__Requirement__: Count the lines below that contain the word "name", and reply with that number alone.

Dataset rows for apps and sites

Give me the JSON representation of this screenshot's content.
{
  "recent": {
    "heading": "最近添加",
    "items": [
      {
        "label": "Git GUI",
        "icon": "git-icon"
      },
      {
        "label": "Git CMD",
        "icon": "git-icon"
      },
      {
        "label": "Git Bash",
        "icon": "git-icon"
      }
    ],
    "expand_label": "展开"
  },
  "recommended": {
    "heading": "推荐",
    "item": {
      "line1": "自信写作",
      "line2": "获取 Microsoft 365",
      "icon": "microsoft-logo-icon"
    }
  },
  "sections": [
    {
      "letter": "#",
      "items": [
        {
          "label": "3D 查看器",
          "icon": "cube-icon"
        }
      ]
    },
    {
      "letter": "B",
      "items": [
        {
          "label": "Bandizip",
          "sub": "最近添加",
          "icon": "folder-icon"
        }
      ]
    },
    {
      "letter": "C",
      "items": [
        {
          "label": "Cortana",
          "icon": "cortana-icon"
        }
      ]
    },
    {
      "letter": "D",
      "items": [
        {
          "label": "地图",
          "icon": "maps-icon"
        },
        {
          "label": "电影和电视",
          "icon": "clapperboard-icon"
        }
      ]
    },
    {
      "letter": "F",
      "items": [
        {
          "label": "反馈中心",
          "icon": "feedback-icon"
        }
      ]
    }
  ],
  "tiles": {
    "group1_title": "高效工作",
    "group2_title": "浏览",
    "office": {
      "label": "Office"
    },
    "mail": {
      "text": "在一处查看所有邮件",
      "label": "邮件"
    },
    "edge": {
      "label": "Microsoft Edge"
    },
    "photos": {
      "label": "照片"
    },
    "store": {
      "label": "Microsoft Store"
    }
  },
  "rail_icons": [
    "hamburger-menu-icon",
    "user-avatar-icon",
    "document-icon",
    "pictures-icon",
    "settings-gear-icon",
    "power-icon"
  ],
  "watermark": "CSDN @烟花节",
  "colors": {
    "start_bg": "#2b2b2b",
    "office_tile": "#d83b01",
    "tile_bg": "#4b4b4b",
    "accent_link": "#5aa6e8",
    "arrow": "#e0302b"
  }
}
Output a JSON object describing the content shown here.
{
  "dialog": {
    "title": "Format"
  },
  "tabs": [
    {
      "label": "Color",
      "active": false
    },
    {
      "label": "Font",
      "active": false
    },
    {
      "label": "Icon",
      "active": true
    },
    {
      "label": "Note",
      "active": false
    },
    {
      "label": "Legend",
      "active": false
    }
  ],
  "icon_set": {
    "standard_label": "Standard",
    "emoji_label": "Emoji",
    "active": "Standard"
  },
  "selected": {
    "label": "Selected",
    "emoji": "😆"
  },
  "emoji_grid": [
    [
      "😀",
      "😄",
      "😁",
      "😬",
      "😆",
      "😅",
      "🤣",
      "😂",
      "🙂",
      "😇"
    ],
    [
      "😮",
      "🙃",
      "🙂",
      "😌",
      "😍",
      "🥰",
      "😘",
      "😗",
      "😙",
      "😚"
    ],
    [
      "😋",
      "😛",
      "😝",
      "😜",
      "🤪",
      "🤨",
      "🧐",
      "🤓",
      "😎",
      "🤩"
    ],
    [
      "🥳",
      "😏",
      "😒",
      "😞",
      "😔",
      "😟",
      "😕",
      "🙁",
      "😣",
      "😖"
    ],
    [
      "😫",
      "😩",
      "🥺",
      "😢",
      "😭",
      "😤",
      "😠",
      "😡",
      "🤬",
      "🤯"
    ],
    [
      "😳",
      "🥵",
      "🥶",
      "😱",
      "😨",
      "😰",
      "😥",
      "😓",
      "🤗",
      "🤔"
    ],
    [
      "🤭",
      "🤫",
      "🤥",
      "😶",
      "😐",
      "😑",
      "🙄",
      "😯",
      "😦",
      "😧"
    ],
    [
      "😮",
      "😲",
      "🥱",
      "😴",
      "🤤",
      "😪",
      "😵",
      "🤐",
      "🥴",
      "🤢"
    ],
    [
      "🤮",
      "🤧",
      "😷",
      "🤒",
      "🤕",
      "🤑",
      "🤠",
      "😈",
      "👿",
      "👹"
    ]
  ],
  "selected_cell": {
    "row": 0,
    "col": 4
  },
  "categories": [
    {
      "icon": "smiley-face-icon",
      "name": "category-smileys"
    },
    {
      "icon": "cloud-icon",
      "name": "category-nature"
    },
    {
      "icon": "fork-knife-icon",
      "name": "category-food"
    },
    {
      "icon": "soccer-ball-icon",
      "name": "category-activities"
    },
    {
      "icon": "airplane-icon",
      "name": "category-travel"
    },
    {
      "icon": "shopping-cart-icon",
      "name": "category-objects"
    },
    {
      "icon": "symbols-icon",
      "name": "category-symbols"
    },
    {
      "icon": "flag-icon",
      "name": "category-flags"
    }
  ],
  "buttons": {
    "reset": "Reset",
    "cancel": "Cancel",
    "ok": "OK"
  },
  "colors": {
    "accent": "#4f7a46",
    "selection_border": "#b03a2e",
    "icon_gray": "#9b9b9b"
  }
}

__Response area__: 8